As cloud and content providers steer network and data center development, our own Jon Hjembo and Ciena's Brian Lavallée sat down to discuss the latest data center trends driving subsea connectivity growth.
Click below to listen to their full conversation.
In between talking about where networks converge, content, and cables, Jon covered three different types of colocation markets: low growth, sustained growth, and growth spurt markets.
When it comes to "growth spurt" markets, it's not uncommon for smaller markets to see bursts of growth followed by stagnation. "In places where there's a small established base of colocation capacity, moves by a single operator can have dramatic effects," Jon said.
"In places where there's a small established base of colocation capacity, moves by a single operator can have dramatic effects."
Conversely, in markets that already have a large established base of capacity, there can still be a lot of activity with relatively "low growth" rates. Multiple operators may deploy new sites, but the effect of that growth on the overall established base of capacity may be relatively small.
Looking at sustained growth markets, we see continued growth despite having a well-established capacity base. In massive markets like London, Amsterdam, Dallas, and Hong Kong, even moderate growth rates can indicate significant amounts of ongoing deployments by multiple operators.
And this is just the tip of the iceberg. To hear more about interconnection demand and evolution of submarine data center interconnect technology, click below.
Jonathan Hjembo heads TeleGeography's data center research, focusing on both capacity development and pricing for key markets. He also specializes in research on international transport and internet capacity development, with a particular focus on Eastern Europe.
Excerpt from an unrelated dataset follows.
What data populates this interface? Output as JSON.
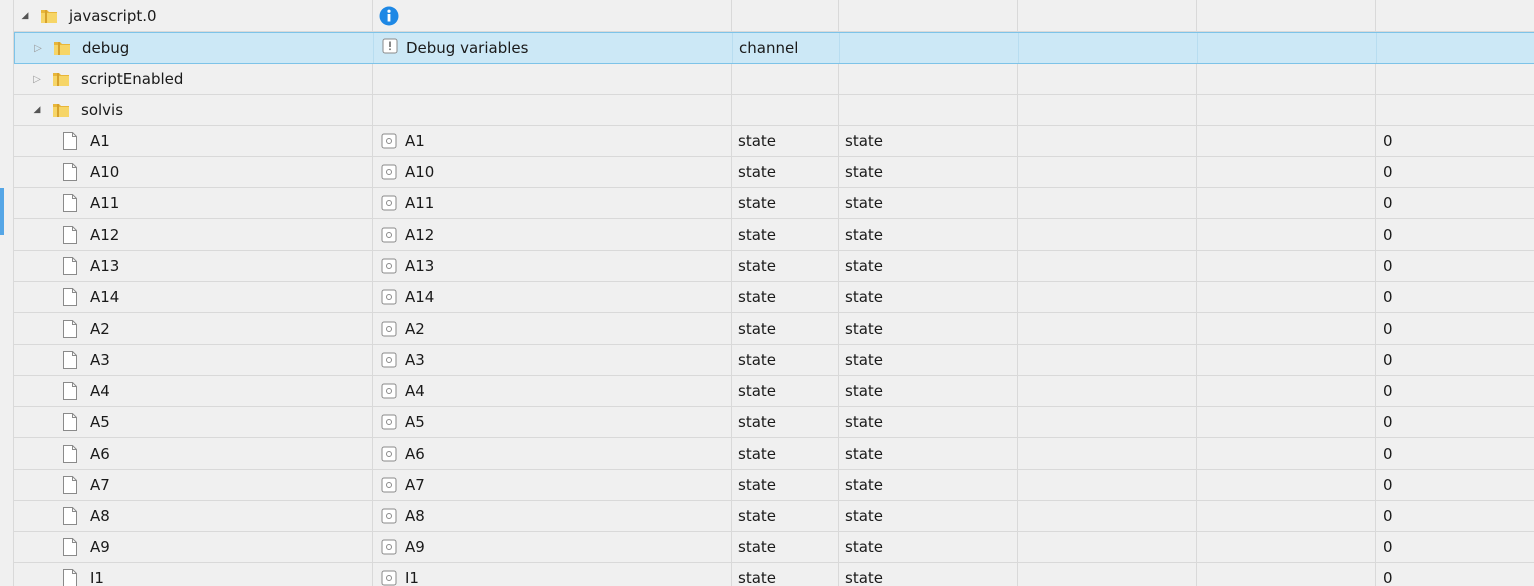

He maintains the dataset for internetexchangemap.com and has increasingly worked with key members of the IX community in exploring the intersection of network, colocation, and peering.